» **Work order**
Return all lines of the records that contain the word "Loans".
─── Data supplied
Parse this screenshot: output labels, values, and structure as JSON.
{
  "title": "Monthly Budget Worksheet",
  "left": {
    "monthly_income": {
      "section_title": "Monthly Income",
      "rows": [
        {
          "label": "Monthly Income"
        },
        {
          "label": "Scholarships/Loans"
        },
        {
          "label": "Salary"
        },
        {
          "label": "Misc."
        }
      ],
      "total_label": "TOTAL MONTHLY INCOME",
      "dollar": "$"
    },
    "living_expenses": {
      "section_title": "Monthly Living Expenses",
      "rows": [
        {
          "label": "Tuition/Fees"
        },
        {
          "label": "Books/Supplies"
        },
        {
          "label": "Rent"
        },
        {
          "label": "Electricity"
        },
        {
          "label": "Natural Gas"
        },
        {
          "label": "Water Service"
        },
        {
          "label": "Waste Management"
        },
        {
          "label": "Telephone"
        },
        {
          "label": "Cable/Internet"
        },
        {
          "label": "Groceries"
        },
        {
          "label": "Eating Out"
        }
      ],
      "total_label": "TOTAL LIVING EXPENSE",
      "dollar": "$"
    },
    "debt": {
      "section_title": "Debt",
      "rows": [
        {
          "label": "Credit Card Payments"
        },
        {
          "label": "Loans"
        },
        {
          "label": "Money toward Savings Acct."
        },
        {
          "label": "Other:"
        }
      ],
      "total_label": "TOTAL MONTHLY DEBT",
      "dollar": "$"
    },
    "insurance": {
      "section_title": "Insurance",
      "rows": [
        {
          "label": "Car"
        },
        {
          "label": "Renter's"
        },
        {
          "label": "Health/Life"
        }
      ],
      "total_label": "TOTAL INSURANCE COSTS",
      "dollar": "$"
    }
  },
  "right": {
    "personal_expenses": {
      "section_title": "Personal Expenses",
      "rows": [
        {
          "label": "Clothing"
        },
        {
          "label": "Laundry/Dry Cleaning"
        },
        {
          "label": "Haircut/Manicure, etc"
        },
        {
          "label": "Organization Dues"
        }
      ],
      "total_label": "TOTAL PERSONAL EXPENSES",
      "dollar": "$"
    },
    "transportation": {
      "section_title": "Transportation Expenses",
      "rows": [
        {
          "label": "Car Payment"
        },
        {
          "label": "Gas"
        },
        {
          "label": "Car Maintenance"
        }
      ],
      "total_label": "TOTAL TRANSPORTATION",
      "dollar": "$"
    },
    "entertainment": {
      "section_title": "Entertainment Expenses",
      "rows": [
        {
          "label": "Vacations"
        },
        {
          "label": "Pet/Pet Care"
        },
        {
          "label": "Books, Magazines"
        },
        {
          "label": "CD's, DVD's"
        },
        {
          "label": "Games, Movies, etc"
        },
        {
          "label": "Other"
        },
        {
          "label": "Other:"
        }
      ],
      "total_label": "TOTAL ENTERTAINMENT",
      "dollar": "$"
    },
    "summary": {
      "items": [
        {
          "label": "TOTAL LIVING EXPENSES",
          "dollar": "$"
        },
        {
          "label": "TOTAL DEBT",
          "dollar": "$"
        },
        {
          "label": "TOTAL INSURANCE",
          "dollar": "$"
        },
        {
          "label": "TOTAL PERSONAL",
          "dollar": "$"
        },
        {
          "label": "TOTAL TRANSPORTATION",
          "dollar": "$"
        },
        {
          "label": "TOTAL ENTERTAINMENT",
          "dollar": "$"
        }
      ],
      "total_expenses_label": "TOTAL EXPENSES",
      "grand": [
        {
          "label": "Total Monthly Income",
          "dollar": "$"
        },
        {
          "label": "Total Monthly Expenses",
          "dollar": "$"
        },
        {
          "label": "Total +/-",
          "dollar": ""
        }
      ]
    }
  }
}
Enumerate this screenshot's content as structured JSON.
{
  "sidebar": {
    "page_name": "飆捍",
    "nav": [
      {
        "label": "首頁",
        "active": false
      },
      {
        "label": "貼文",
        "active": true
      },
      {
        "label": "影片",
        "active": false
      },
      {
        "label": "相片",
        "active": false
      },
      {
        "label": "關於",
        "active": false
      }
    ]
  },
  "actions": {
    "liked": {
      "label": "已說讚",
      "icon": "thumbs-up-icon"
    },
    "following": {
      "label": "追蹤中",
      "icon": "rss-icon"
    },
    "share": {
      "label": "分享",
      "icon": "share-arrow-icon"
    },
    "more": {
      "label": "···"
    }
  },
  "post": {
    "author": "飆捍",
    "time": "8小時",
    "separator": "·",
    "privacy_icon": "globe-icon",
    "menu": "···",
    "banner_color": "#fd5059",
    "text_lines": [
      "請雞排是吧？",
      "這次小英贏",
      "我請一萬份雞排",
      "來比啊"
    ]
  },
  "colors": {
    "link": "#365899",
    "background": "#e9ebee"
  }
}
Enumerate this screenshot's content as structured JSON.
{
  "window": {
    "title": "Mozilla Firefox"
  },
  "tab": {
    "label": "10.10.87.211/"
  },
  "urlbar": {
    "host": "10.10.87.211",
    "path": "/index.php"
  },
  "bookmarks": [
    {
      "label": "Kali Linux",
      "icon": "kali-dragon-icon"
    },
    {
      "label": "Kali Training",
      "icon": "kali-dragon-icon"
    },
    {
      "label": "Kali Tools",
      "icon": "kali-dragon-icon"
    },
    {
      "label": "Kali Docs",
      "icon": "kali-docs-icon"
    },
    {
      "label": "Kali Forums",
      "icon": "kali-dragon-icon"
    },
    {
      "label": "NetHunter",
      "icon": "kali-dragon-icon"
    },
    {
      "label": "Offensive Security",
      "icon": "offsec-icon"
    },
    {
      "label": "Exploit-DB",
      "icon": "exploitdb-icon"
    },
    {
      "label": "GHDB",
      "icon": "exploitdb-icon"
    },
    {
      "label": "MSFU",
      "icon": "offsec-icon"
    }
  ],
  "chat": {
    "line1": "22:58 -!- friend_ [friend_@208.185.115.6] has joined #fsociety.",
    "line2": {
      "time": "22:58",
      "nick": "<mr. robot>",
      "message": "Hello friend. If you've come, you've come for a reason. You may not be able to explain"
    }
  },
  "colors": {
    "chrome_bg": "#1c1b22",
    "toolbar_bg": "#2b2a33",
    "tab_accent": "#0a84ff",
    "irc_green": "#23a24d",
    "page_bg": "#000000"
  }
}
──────
» **Response box**
          "label": "Scholarships/Loans"
          "label": "Loans"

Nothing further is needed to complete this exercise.